Background from Hasegawa’s Website
Hitler's fascination with massive armaments is epitomized by Germany's heavy investment in railway guns. "Leopold", one of 25 K5 railway guns made by Krupp for World War II, was a behemoth of a gun. It weighed 240 short tons, fired 560 lb/eleven inch shells, and had to be moved and aimed on specially designed railroad tracks. Once emplaced, the Leopold could fire shells up to forty miles. This limited edition kit features three sets of decals and figures.
This is a rebox of a kit originally issued in the 1970’s, issued again with figures added. Despite being that old, it’s in relatively good shape and makes an impressive model. The kit comes on five light gray sprues plus 2 sprues for the figures. The sprues have very small part numbers that are hard to read. The kit also includes a small decal sheet, short length of black vinyl tubing, and instructions. The sprues are gathered together in three plastic bags and some of the parts had broken off the sprues. The chassis for the gun is a one piece molding packed loose in the box. The chassis does have some minor flash. The barrel comes in two halves a little over 11 inches long, and has a fair amount of flash on the edges.
The instructions are an 8x11.5 stapled booklet, include a diagram of the sprues, and call out paint numbers in Aqueous Hobby Color or Mr. Color paints. Three colors schemes are identified: ‘Leopold’ dark yellow Anzio Annie January – June 1944, Leopold German gray before 1943, and ‘Robert’ three color camouflage paint Anzio Annie January – June 1944.
The front and rear bogeys are assembled in steps one through nine. There are lots of flash and mold seams on the parts that need to be cleaned up, but everything goes together well.
The ammunition freight car and transporter assembly is assembled in steps 10 through 15. The body for the ammunition freight car has some flash but otherwise is a nicely molded piece. The part number, B 71, is molded in the bottom of the freight car along with some massive pour blocks that will be visible in the completed kit. The mufflers for the freight car also have some recessed ejection marks on the outside of the muffler that will need to be filled. A cable is not provided to suspend the artillery shell from the crane so one will need to be provided separately.
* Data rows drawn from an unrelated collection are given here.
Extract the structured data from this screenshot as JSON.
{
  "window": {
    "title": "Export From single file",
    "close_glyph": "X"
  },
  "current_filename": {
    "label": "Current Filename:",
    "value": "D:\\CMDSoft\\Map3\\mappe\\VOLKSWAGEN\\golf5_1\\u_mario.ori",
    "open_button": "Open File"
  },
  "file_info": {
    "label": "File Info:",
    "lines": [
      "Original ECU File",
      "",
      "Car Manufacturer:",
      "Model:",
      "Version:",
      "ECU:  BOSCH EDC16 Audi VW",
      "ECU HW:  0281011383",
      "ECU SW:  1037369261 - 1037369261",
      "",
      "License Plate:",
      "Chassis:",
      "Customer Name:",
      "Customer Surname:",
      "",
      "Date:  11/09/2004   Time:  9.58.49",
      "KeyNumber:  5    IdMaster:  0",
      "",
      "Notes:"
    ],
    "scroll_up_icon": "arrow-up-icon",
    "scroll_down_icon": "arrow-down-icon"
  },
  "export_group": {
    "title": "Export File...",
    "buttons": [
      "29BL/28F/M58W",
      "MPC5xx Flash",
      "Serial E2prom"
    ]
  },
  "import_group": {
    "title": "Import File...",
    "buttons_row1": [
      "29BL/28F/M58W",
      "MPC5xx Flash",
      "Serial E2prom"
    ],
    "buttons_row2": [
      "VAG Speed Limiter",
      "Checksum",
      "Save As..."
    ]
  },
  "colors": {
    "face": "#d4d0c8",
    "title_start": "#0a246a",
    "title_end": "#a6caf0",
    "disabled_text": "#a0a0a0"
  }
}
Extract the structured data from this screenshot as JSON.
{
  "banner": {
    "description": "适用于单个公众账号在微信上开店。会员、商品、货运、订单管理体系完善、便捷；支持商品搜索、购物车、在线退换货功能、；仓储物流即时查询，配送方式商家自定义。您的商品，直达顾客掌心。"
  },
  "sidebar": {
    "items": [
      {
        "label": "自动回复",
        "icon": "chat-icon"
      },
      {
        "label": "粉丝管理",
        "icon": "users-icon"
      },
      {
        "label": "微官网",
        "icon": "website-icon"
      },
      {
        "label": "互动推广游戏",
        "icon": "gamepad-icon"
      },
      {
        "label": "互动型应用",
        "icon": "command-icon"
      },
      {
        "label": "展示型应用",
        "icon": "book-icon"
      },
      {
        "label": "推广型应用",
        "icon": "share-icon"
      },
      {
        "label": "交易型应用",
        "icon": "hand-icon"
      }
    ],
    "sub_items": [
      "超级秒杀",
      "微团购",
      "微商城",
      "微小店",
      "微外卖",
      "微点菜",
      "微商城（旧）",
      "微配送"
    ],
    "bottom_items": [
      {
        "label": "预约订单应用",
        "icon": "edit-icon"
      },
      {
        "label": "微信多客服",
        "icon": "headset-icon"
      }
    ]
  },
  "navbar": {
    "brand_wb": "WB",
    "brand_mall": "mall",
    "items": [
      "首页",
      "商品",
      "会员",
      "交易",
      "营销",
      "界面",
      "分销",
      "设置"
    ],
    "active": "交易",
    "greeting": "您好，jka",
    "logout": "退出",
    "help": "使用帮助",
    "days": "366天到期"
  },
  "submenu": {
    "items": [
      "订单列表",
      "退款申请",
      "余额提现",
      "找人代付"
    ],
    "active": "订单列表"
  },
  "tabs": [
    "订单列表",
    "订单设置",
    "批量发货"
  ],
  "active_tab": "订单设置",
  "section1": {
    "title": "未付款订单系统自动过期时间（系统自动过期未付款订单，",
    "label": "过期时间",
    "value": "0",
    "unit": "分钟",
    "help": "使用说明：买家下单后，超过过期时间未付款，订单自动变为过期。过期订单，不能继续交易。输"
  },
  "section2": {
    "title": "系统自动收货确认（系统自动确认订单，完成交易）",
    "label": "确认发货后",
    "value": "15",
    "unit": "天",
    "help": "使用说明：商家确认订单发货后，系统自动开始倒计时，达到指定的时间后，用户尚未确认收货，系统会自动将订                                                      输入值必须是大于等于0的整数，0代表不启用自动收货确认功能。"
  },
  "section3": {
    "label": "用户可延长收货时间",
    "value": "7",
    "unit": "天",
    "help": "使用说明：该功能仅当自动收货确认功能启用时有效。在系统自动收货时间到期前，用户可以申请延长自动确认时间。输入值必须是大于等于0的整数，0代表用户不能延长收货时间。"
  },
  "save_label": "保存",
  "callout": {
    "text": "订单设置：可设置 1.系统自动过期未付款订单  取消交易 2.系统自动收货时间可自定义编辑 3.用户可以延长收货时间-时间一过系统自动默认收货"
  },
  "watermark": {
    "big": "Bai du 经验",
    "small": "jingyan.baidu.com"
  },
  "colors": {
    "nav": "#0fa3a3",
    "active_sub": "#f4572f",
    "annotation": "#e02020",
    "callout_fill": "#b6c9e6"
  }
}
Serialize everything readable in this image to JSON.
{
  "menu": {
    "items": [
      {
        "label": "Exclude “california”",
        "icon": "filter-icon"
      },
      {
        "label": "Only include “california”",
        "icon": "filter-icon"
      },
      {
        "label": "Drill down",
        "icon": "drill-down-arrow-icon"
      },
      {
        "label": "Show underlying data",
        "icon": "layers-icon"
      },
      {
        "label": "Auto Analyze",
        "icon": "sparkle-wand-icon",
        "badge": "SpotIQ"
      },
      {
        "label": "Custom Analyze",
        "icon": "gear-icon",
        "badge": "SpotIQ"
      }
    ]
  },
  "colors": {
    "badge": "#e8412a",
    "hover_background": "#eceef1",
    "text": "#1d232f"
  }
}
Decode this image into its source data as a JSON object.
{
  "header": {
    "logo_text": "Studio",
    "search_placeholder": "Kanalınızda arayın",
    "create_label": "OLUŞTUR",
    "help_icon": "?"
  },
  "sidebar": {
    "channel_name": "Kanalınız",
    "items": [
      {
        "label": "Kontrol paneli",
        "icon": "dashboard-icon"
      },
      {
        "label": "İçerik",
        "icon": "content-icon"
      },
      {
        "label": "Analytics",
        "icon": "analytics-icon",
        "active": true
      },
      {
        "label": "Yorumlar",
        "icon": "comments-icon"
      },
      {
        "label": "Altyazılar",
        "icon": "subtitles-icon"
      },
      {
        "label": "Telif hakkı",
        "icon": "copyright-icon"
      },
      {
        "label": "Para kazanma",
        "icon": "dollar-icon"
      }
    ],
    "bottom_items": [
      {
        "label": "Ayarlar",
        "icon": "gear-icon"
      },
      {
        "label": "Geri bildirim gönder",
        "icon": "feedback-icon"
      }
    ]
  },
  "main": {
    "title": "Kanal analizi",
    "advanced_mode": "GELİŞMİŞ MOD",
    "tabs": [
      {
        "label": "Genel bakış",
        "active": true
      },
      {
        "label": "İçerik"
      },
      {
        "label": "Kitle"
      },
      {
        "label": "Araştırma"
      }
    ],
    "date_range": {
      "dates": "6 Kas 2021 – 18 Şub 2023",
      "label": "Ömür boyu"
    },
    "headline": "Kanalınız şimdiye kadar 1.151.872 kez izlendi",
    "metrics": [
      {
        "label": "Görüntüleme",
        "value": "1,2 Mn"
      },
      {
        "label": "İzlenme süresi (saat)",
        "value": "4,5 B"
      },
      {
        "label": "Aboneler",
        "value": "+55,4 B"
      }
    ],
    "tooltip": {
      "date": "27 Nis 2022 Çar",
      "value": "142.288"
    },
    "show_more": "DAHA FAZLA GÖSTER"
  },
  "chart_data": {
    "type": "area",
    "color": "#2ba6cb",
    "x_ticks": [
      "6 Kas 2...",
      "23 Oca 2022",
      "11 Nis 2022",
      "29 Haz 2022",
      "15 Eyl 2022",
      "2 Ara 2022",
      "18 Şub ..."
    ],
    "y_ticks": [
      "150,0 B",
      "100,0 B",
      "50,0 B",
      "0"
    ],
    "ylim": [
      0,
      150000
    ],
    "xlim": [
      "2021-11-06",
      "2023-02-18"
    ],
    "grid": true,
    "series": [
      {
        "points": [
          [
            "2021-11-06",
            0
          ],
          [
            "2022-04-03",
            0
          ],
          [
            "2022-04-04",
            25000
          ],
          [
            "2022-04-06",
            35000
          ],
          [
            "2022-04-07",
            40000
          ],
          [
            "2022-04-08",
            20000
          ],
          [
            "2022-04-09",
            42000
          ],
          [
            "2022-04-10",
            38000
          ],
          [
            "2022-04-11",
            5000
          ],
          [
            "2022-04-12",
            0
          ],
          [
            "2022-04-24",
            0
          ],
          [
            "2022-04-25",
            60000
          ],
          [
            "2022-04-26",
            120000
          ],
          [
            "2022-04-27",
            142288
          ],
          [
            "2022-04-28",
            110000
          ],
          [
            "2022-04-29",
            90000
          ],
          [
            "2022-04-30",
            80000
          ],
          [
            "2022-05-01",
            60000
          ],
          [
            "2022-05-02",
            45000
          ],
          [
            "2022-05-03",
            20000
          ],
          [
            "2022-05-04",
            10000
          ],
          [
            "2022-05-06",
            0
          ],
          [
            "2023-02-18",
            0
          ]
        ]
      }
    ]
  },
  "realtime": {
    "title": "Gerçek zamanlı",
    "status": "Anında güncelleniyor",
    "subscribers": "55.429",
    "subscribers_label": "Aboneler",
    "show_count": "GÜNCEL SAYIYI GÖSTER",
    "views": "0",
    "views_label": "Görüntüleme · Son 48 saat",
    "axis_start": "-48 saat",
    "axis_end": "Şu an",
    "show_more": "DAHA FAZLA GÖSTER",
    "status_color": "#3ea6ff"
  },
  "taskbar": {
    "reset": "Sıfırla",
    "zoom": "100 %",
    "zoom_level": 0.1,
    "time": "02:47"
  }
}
The gun barrel is molded in to halves with a one-piece muzzle end. The barrel was nice and straight without warpage, but will require puttying and sanding of the joints.
Step 23 installs the inner panels to the main body. Painting of the slide device and the inner body panels is suggested prior to assembly, as they will be difficult to paint afterwards. Gluing the inner body panels required several clamps to get them tight to the man body piece.
Steps 24 through 28 install bulkheads inside the railcar body and the upper deck. For whatever reason Hasegawa molds the upper deck in one piece that needs to be cut into sections for installation. Gluing the top deck pieces down required some clamps to get it to sit flush with the body side.
Hasegawa provides a section of rail bed, which is a nice base for the completed model. The railway car wheels and axles appear too narrow for the tract section however.
There are 24 figures provided on two sprues, so there is a duplicate of each figure. The figures have good detail but quite a bit of flash which will need to be cleaned up for the best looking model. The instructions refer to the box art for placement of the figures and I was able to locate all 24 in a reasonable position. The numerous figures add considerable detail and human scale to the railway gun.
Three marking options are provided: dark yellow, German gray, and three-color camouflage. Decals are provided for two of the Anzio Annie guns, Leopold and Robert. The decals are fairly thin, have crisp detail, and lay down nicely.
This is a nice kit that goes together well and provides a nice model of the railway gun, at a scale that doesn’t require taking over the entire workbench. There is quite a bit of cleanup required due to the flash on the edges of the parts.
Thanks to Hasegawa and Hobbico for providing the review sample, and to IPMS who allowed me to do this review.